> [TASK DESCRIPTION] Reproduce all the entries exactly.

[Stored items from a collection]

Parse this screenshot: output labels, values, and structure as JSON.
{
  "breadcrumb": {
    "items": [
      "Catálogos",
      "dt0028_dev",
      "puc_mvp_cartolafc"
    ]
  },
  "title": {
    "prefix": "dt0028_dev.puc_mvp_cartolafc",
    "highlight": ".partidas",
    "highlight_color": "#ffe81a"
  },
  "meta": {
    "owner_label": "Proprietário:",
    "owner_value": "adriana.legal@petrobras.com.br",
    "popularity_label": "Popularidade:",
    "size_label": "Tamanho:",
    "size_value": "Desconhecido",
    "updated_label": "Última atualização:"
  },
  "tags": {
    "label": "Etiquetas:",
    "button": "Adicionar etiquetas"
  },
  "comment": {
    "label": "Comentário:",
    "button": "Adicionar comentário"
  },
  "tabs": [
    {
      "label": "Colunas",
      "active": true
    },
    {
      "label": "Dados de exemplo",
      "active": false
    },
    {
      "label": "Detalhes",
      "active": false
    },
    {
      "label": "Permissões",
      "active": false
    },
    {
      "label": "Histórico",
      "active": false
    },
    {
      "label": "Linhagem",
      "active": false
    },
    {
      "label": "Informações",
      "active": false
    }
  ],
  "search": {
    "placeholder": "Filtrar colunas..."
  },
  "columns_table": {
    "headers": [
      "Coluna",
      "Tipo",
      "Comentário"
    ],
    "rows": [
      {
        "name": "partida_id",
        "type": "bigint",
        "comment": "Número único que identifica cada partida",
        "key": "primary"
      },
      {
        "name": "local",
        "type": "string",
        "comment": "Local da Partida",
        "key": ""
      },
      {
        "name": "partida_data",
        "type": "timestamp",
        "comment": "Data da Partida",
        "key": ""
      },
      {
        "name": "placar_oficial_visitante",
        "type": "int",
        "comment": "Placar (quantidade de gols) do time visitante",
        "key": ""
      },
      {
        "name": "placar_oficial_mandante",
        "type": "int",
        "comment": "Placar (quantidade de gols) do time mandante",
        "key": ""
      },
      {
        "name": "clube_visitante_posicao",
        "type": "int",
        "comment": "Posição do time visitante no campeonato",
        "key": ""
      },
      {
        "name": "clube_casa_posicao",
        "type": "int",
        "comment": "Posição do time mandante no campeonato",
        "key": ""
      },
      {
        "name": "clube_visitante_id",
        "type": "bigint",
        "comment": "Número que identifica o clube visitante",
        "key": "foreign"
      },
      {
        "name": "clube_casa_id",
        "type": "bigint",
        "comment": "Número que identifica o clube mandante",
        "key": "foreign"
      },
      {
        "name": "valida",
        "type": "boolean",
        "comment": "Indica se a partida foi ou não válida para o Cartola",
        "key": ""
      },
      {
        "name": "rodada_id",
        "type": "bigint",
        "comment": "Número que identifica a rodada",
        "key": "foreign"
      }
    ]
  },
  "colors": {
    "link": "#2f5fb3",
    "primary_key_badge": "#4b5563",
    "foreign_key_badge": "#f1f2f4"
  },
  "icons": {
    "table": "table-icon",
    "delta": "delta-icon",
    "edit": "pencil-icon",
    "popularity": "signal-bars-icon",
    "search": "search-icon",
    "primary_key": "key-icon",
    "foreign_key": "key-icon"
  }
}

> [ANSWER AREA]
Parse this screenshot: output labels, values, and structure as JSON.
{
  "breadcrumb": {
    "items": [
      "Catálogos",
      "dt0028_dev",
      "puc_mvp_cartolafc"
    ]
  },
  "title": {
    "prefix": "dt0028_dev.puc_mvp_cartolafc",
    "highlight": ".partidas",
    "highlight_color": "#ffe81a"
  },
  "meta": {
    "owner_label": "Proprietário:",
    "owner_value": "adriana.legal@petrobras.com.br",
    "popularity_label": "Popularidade:",
    "size_label": "Tamanho:",
    "size_value": "Desconhecido",
    "updated_label": "Última atualização:"
  },
  "tags": {
    "label": "Etiquetas:",
    "button": "Adicionar etiquetas"
  },
  "comment": {
    "label": "Comentário:",
    "button": "Adicionar comentário"
  },
  "tabs": [
    {
      "label": "Colunas",
      "active": true
    },
    {
      "label": "Dados de exemplo",
      "active": false
    },
    {
      "label": "Detalhes",
      "active": false
    },
    {
      "label": "Permissões",
      "active": false
    },
    {
      "label": "Histórico",
      "active": false
    },
    {
      "label": "Linhagem",
      "active": false
    },
    {
      "label": "Informações",
      "active": false
    }
  ],
  "search": {
    "placeholder": "Filtrar colunas..."
  },
  "columns_table": {
    "headers": [
      "Coluna",
      "Tipo",
      "Comentário"
    ],
    "rows": [
      {
        "name": "partida_id",
        "type": "bigint",
        "comment": "Número único que identifica cada partida",
        "key": "primary"
      },
      {
        "name": "local",
        "type": "string",
        "comment": "Local da Partida",
        "key": ""
      },
      {
        "name": "partida_data",
        "type": "timestamp",
        "comment": "Data da Partida",
        "key": ""
      },
      {
        "name": "placar_oficial_visitante",
        "type": "int",
        "comment": "Placar (quantidade de gols) do time visitante",
        "key": ""
      },
      {
        "name": "placar_oficial_mandante",
        "type": "int",
        "comment": "Placar (quantidade de gols) do time mandante",
        "key": ""
      },
      {
        "name": "clube_visitante_posicao",
        "type": "int",
        "comment": "Posição do time visitante no campeonato",
        "key": ""
      },
      {
        "name": "clube_casa_posicao",
        "type": "int",
        "comment": "Posição do time mandante no campeonato",
        "key": ""
      },
      {
        "name": "clube_visitante_id",
        "type": "bigint",
        "comment": "Número que identifica o clube visitante",
        "key": "foreign"
      },
      {
        "name": "clube_casa_id",
        "type": "bigint",
        "comment": "Número que identifica o clube mandante",
        "key": "foreign"
      },
      {
        "name": "valida",
        "type": "boolean",
        "comment": "Indica se a partida foi ou não válida para o Cartola",
        "key": ""
      },
      {
        "name": "rodada_id",
        "type": "bigint",
        "comment": "Número que identifica a rodada",
        "key": "foreign"
      }
    ]
  },
  "colors": {
    "link": "#2f5fb3",
    "primary_key_badge": "#4b5563",
    "foreign_key_badge": "#f1f2f4"
  },
  "icons": {
    "table": "table-icon",
    "delta": "delta-icon",
    "edit": "pencil-icon",
    "popularity": "signal-bars-icon",
    "search": "search-icon",
    "primary_key": "key-icon",
    "foreign_key": "key-icon"
  }
}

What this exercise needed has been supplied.